Throughout the nineteenth century, the designers of most buildings that were intended to express authority, power, wealth or culture saw themselves as the descendants of the great architects of the Renaissance, charged with the responsibility of carrying forward the torch of classicism. By the end of the century this classical vein had by no means been exhausted. L’Ecole des Beaux-Arts in Paris maintained its position as the most influential school of architecture in history and the fountainhead of rigorous classicism. The World’s Columbian Exposition of 1893 in Chicago provided spectacular evidence of classicism’s continuing potency.

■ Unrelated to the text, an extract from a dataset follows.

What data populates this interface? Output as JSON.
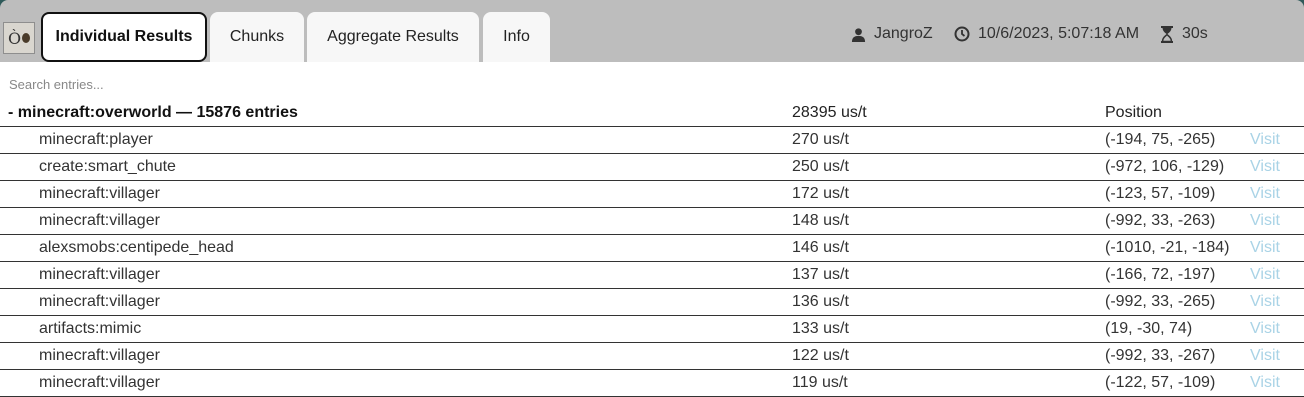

The work of Edwin Lutyens in Britain and of McKim, Mead & White in America extended the classical tradition well into the twentieth century at a time when modern movements in architecture were gathering strength.
In Australia, the Federation Academic Classical style encompasses those buildings which, in general terms, respect the basic disciplines of classical architecture, even if they sometimes feature elements such as dominant towers which have no precedents in antiquity or the Renaissance. The style is essentially a continuation of the VICTORIAN ACADEMIC CLASSICAL style. Many civic buildings, such as town halls, had already been built in Australian cities and towns during the Victorian period, so there were relatively few opportunities for large-scale monumental projects. Nevertheless, Federation Academic Classical was often the idiom chosen for urban commercial architecture, especially in Western Australia as it grew and prospered following the discovery of gold at Coolgardie and Kalgoorlie in the early 189os.
Federation Academic Classical buildings tend to be symmetrically disposed and usually exhibit the orders (Tuscan, Doric, Ionic, Corinthian and Composite) in the form of columns or pilasters with their appropriate entablatures and often a pediment. Façades are articulated into rectangular bays having a vertical proportion. For commercial buildings, painted stucco was often the preferred exterior material rather than the more expensive stone.

Art Gallery of New South Wales, Art Gallery Road, Sydney, NSW. W. L. Vernon, Government Architect. Completed 1909.
Masterly symmetric featuring Ionic colonnades.
  Quoted from:
"A Pictorial Guide to Identifying Austrlian Architecture; Styles and Terms from 1788 to the Present"
Angus & Robertson Sydney 1995 ISBN 0207 18562 X
Copyright © 1989 by Richard Apperly, Robert Irving and Peter Reynolds.